- Required work -
Every line below should come back exactly as written, though the pictures stay out.

- Data records -
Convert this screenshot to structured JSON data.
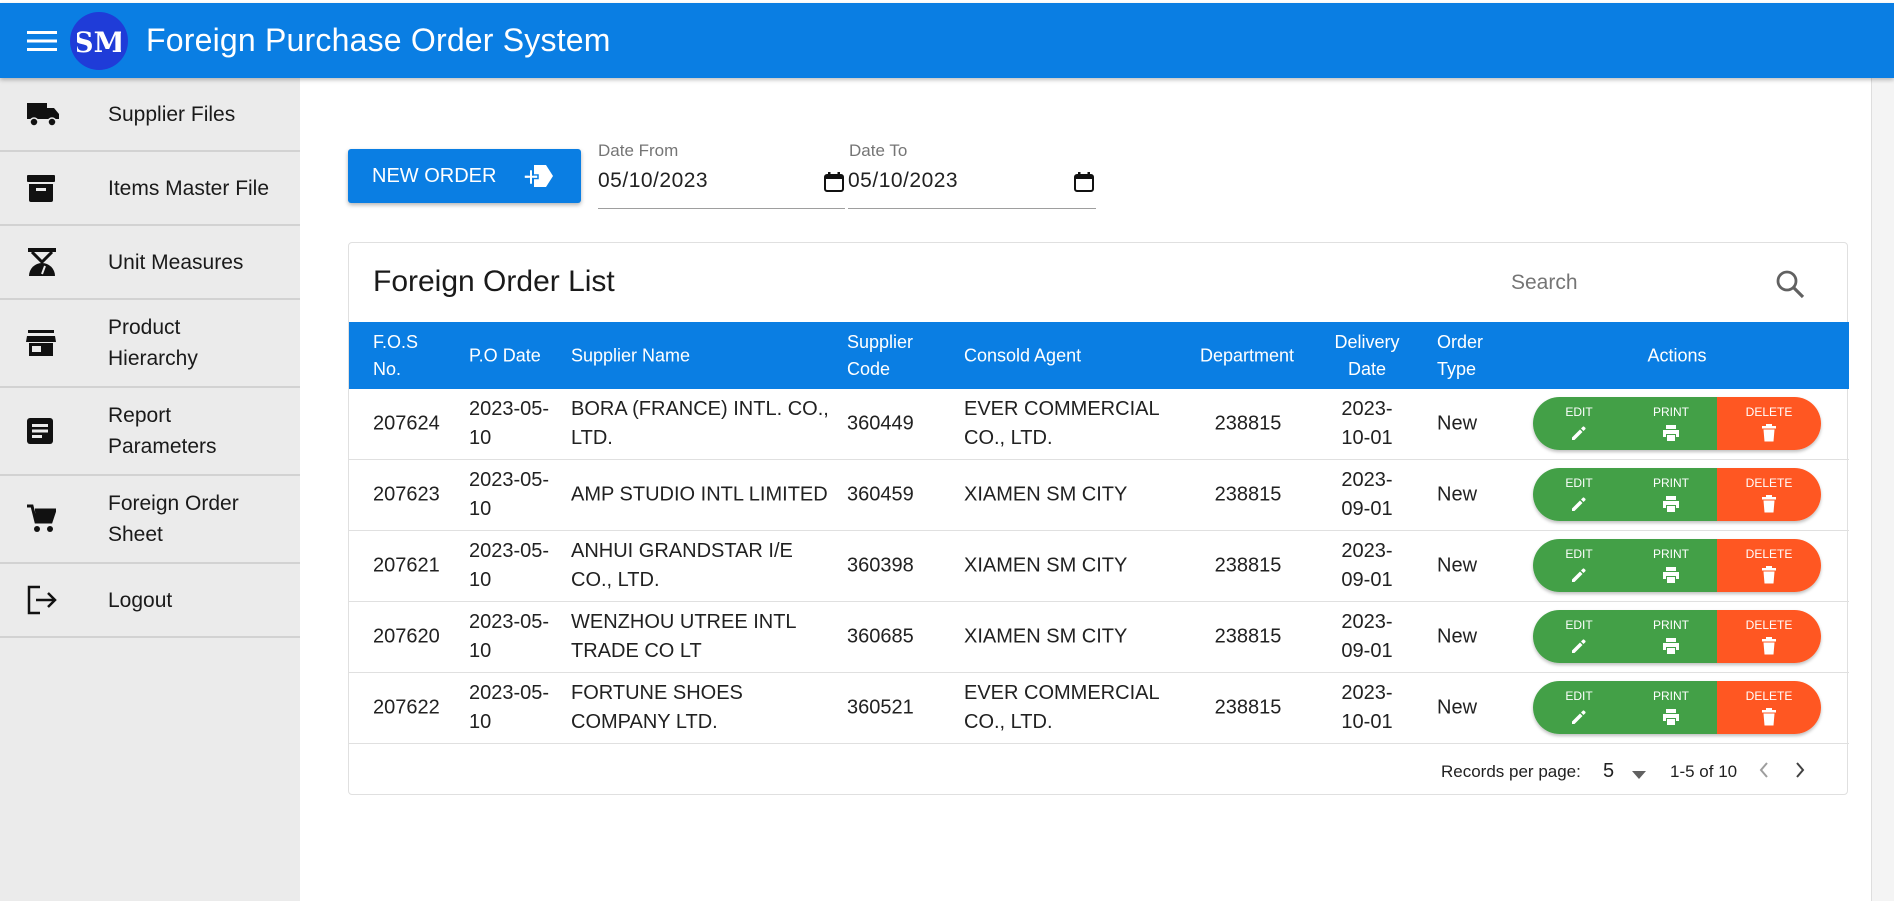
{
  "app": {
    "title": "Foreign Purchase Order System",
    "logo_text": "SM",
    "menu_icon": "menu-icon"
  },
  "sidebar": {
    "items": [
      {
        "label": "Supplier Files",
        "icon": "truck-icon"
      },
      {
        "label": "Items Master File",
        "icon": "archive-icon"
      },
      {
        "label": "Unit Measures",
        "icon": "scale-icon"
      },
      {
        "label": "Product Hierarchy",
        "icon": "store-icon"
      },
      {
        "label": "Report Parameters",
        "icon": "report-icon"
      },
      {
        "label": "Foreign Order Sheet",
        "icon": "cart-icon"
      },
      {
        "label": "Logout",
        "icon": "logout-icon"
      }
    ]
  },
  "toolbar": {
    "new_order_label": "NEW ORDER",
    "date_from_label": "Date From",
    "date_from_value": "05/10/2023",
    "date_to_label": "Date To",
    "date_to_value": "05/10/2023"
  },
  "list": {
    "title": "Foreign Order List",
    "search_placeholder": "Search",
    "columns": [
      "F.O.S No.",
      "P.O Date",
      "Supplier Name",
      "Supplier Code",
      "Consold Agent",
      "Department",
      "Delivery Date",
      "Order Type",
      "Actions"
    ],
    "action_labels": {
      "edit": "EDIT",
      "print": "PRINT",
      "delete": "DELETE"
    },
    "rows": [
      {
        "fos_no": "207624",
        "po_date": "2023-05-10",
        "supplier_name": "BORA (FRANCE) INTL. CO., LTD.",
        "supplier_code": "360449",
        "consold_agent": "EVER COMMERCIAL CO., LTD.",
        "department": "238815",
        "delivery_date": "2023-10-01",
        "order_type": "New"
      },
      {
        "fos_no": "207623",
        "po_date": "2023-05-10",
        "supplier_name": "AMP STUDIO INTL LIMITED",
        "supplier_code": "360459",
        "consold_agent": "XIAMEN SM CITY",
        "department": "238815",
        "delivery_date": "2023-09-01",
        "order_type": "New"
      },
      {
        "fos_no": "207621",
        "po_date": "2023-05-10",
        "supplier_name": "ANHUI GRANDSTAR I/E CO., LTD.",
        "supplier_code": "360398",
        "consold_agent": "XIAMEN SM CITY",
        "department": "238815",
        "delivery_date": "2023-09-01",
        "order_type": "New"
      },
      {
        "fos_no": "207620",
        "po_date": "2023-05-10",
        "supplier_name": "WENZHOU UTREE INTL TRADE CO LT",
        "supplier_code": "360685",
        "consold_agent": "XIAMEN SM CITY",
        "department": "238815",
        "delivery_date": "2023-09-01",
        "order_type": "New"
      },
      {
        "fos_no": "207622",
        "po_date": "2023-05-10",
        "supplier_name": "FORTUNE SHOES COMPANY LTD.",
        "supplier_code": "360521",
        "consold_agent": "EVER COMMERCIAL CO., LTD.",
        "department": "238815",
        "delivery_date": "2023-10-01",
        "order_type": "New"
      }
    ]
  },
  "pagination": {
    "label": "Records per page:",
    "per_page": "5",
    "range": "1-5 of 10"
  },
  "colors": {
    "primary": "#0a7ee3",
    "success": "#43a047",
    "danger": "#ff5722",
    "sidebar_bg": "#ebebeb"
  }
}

- Final answer -
Convert this screenshot to structured JSON data.
{
  "app": {
    "title": "Foreign Purchase Order System",
    "logo_text": "SM",
    "menu_icon": "menu-icon"
  },
  "sidebar": {
    "items": [
      {
        "label": "Supplier Files",
        "icon": "truck-icon"
      },
      {
        "label": "Items Master File",
        "icon": "archive-icon"
      },
      {
        "label": "Unit Measures",
        "icon": "scale-icon"
      },
      {
        "label": "Product Hierarchy",
        "icon": "store-icon"
      },
      {
        "label": "Report Parameters",
        "icon": "report-icon"
      },
      {
        "label": "Foreign Order Sheet",
        "icon": "cart-icon"
      },
      {
        "label": "Logout",
        "icon": "logout-icon"
      }
    ]
  },
  "toolbar": {
    "new_order_label": "NEW ORDER",
    "date_from_label": "Date From",
    "date_from_value": "05/10/2023",
    "date_to_label": "Date To",
    "date_to_value": "05/10/2023"
  },
  "list": {
    "title": "Foreign Order List",
    "search_placeholder": "Search",
    "columns": [
      "F.O.S No.",
      "P.O Date",
      "Supplier Name",
      "Supplier Code",
      "Consold Agent",
      "Department",
      "Delivery Date",
      "Order Type",
      "Actions"
    ],
    "action_labels": {
      "edit": "EDIT",
      "print": "PRINT",
      "delete": "DELETE"
    },
    "rows": [
      {
        "fos_no": "207624",
        "po_date": "2023-05-10",
        "supplier_name": "BORA (FRANCE) INTL. CO., LTD.",
        "supplier_code": "360449",
        "consold_agent": "EVER COMMERCIAL CO., LTD.",
        "department": "238815",
        "delivery_date": "2023-10-01",
        "order_type": "New"
      },
      {
        "fos_no": "207623",
        "po_date": "2023-05-10",
        "supplier_name": "AMP STUDIO INTL LIMITED",
        "supplier_code": "360459",
        "consold_agent": "XIAMEN SM CITY",
        "department": "238815",
        "delivery_date": "2023-09-01",
        "order_type": "New"
      },
      {
        "fos_no": "207621",
        "po_date": "2023-05-10",
        "supplier_name": "ANHUI GRANDSTAR I/E CO., LTD.",
        "supplier_code": "360398",
        "consold_agent": "XIAMEN SM CITY",
        "department": "238815",
        "delivery_date": "2023-09-01",
        "order_type": "New"
      },
      {
        "fos_no": "207620",
        "po_date": "2023-05-10",
        "supplier_name": "WENZHOU UTREE INTL TRADE CO LT",
        "supplier_code": "360685",
        "consold_agent": "XIAMEN SM CITY",
        "department": "238815",
        "delivery_date": "2023-09-01",
        "order_type": "New"
      },
      {
        "fos_no": "207622",
        "po_date": "2023-05-10",
        "supplier_name": "FORTUNE SHOES COMPANY LTD.",
        "supplier_code": "360521",
        "consold_agent": "EVER COMMERCIAL CO., LTD.",
        "department": "238815",
        "delivery_date": "2023-10-01",
        "order_type": "New"
      }
    ]
  },
  "pagination": {
    "label": "Records per page:",
    "per_page": "5",
    "range": "1-5 of 10"
  },
  "colors": {
    "primary": "#0a7ee3",
    "success": "#43a047",
    "danger": "#ff5722",
    "sidebar_bg": "#ebebeb"
  }
}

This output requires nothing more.